# INSTRUCTIONS FOR THE TASK
Can the data below be echoed back word for word?

Start of DATA FOR ANALYSIS

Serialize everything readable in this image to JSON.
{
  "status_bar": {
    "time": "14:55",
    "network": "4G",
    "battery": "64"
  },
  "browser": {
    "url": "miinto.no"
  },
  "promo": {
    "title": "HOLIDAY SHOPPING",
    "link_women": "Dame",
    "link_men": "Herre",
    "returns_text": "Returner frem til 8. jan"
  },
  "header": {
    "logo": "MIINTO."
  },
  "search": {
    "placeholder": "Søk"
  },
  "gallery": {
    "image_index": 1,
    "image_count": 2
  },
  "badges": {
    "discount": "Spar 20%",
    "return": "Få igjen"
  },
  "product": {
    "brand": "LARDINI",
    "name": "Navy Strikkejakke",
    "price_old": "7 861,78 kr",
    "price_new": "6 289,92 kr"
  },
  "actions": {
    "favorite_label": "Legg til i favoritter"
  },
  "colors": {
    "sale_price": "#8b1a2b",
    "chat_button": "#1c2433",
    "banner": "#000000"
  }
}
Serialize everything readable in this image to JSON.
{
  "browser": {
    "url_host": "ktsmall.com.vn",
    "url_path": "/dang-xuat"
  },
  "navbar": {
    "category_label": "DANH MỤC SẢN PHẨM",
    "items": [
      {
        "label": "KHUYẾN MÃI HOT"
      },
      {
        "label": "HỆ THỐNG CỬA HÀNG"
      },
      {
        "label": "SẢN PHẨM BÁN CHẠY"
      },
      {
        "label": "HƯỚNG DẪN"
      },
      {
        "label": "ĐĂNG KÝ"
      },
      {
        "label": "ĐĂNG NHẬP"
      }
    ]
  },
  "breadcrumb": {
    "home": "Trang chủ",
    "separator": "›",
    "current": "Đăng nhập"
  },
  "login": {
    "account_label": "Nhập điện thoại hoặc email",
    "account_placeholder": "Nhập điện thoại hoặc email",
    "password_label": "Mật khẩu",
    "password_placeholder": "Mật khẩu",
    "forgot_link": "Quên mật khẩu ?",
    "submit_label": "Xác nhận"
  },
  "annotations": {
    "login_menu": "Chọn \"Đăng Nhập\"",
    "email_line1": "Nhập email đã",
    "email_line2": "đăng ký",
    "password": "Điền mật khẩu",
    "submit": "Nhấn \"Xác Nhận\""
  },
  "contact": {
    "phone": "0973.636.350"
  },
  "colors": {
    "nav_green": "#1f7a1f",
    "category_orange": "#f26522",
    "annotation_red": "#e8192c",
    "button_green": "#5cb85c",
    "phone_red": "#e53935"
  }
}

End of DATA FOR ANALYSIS

# EXERCISE OUTPUT
Serialize everything readable in this image to JSON.
{
  "status_bar": {
    "time": "14:55",
    "network": "4G",
    "battery": "64"
  },
  "browser": {
    "url": "miinto.no"
  },
  "promo": {
    "title": "HOLIDAY SHOPPING",
    "link_women": "Dame",
    "link_men": "Herre",
    "returns_text": "Returner frem til 8. jan"
  },
  "header": {
    "logo": "MIINTO."
  },
  "search": {
    "placeholder": "Søk"
  },
  "gallery": {
    "image_index": 1,
    "image_count": 2
  },
  "badges": {
    "discount": "Spar 20%",
    "return": "Få igjen"
  },
  "product": {
    "brand": "LARDINI",
    "name": "Navy Strikkejakke",
    "price_old": "7 861,78 kr",
    "price_new": "6 289,92 kr"
  },
  "actions": {
    "favorite_label": "Legg til i favoritter"
  },
  "colors": {
    "sale_price": "#8b1a2b",
    "chat_button": "#1c2433",
    "banner": "#000000"
  }
}
Serialize everything readable in this image to JSON.
{
  "browser": {
    "url_host": "ktsmall.com.vn",
    "url_path": "/dang-xuat"
  },
  "navbar": {
    "category_label": "DANH MỤC SẢN PHẨM",
    "items": [
      {
        "label": "KHUYẾN MÃI HOT"
      },
      {
        "label": "HỆ THỐNG CỬA HÀNG"
      },
      {
        "label": "SẢN PHẨM BÁN CHẠY"
      },
      {
        "label": "HƯỚNG DẪN"
      },
      {
        "label": "ĐĂNG KÝ"
      },
      {
        "label": "ĐĂNG NHẬP"
      }
    ]
  },
  "breadcrumb": {
    "home": "Trang chủ",
    "separator": "›",
    "current": "Đăng nhập"
  },
  "login": {
    "account_label": "Nhập điện thoại hoặc email",
    "account_placeholder": "Nhập điện thoại hoặc email",
    "password_label": "Mật khẩu",
    "password_placeholder": "Mật khẩu",
    "forgot_link": "Quên mật khẩu ?",
    "submit_label": "Xác nhận"
  },
  "annotations": {
    "login_menu": "Chọn \"Đăng Nhập\"",
    "email_line1": "Nhập email đã",
    "email_line2": "đăng ký",
    "password": "Điền mật khẩu",
    "submit": "Nhấn \"Xác Nhận\""
  },
  "contact": {
    "phone": "0973.636.350"
  },
  "colors": {
    "nav_green": "#1f7a1f",
    "category_orange": "#f26522",
    "annotation_red": "#e8192c",
    "button_green": "#5cb85c",
    "phone_red": "#e53935"
  }
}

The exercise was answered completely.